tech-toolchain archive

[Date Prev][Date Next][Thread Prev][Thread Next][Date Index][Thread Index][Old Index]

Re: sh: utilities implemented as a built-in

Thanks for your (as usual) insightful comments.

> but ksh, upon which the POSIX shell spec is based.
Ah, yes.

I thought Mac OS shipped with a real ksh. At least it doesn't fork on command
substitution, and no other shell seems to accomplish that. It calls itself
	Version AJM 93u+ 2012-08-01
so it looks like a ksh93 descendant.
However, it also doesn't complain on
	PATH=/nonexistant [ 1 -eq -1 ]
Do you know of any shell that actually complies to that part of POSIX?

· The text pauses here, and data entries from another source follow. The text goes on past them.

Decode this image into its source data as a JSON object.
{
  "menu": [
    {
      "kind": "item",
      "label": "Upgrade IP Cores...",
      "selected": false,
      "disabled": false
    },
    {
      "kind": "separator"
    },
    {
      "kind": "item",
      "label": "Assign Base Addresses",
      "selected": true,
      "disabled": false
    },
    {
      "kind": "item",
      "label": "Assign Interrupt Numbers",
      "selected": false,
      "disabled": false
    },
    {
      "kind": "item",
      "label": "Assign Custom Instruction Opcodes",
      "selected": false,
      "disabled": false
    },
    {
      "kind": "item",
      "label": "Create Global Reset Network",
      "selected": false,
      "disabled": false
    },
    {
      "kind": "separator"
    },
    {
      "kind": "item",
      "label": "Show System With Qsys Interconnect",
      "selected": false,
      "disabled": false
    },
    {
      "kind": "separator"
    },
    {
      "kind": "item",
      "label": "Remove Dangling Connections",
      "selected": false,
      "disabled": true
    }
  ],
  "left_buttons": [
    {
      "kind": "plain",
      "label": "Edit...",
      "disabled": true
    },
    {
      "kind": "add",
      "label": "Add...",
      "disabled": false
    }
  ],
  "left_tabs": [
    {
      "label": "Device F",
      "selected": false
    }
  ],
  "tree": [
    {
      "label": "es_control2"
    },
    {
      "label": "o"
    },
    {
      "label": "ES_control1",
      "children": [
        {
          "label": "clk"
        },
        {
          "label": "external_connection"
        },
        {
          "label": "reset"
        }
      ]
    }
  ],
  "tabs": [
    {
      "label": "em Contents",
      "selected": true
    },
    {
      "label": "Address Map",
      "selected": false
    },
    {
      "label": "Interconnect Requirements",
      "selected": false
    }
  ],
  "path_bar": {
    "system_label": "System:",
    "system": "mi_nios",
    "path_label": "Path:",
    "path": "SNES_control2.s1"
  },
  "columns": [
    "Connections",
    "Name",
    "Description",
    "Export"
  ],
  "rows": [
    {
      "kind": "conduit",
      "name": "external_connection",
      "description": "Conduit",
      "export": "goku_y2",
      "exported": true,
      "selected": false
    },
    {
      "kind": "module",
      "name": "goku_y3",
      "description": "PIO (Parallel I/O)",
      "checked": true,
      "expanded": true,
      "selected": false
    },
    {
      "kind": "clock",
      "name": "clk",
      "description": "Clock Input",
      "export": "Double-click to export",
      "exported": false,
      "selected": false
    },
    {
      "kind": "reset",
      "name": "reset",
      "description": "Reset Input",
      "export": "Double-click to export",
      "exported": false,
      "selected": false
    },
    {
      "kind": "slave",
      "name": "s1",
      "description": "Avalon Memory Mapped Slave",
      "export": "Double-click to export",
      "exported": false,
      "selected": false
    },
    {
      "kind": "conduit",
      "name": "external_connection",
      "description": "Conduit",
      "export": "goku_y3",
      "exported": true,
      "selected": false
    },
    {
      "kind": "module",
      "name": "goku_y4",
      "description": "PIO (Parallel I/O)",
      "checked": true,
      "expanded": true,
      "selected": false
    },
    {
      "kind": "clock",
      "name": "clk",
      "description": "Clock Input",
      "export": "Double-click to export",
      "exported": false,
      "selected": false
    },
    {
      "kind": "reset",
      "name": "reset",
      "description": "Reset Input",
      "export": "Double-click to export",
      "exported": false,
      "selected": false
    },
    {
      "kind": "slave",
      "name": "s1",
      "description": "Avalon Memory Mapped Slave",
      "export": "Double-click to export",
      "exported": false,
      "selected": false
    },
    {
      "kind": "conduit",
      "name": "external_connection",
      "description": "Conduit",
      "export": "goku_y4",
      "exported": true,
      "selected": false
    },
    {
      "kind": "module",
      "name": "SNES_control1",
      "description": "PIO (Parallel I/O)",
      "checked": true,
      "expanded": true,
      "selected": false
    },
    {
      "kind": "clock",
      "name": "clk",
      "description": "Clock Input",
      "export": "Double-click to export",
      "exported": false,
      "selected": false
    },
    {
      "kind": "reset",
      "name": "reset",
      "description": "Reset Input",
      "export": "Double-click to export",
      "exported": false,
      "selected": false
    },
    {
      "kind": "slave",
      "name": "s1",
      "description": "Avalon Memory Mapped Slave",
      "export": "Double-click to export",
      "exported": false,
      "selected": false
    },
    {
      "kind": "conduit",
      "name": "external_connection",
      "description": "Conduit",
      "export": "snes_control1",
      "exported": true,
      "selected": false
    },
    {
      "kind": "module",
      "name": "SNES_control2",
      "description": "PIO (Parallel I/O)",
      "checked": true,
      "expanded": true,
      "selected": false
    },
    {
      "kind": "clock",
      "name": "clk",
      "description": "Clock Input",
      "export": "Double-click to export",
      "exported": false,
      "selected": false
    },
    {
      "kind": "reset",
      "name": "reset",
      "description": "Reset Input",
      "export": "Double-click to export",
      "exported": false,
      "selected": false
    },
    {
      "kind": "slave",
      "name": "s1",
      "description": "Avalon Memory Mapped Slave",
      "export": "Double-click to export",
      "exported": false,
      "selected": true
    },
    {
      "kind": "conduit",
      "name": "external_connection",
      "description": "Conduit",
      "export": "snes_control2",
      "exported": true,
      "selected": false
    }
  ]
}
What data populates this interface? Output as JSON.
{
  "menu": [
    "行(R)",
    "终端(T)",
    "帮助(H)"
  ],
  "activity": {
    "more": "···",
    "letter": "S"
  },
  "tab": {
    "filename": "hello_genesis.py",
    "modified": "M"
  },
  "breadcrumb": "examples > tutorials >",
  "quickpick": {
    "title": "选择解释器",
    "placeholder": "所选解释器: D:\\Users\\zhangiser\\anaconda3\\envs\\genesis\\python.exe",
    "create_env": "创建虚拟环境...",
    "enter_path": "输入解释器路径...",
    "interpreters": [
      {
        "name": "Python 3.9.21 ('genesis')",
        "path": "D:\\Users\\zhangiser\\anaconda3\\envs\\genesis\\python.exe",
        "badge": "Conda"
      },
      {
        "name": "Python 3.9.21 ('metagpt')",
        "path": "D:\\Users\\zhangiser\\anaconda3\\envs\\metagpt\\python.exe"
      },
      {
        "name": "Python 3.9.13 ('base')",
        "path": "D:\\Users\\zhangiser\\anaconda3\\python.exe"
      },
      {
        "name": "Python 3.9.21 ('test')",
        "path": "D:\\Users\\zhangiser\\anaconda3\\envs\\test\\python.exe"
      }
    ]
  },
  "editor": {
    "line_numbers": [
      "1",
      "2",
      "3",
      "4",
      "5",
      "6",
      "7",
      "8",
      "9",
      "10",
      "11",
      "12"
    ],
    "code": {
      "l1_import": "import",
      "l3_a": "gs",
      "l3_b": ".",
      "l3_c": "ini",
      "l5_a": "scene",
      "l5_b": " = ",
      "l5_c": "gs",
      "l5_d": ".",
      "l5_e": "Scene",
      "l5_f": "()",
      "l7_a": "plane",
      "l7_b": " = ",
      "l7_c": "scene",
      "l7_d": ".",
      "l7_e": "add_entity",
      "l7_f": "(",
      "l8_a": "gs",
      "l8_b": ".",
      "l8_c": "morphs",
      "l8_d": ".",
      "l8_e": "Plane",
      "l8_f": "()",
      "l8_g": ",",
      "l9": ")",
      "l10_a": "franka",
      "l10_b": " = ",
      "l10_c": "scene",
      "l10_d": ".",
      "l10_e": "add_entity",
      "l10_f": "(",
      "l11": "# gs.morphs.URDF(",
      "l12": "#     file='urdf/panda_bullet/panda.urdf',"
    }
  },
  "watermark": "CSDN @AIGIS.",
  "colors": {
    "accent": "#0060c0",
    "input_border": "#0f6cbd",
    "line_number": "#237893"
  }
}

> this is one area where I don't actually agree that what it says is absurd, 
> doing what it actually mandates - what ksh (the real one, not our /bin/ksh) 
> does - might actually be entirely rational.
Hm. What's the point of (assuming [ being implemented as a built-in)
	PATH=/nonexistant true
to succeed and
	PATH=/nonexistant [ 1 -eq -1 ]
to fail?

> There's not currently any easy way to tell them difference
Would it make sense for command -V et al to call (regular) built-in utilites 
``regular'' and omitting that word on utilities implemented a a built-in?

> But don't confuse the "special"  builtins with any of this, they're an
> entirely different kettle of fish.
Of course not, that's too easy. Also, ash is POSIX-conformant in command -V
calling them special (bash doesn't).

Home | Main Index | Thread Index | Old Index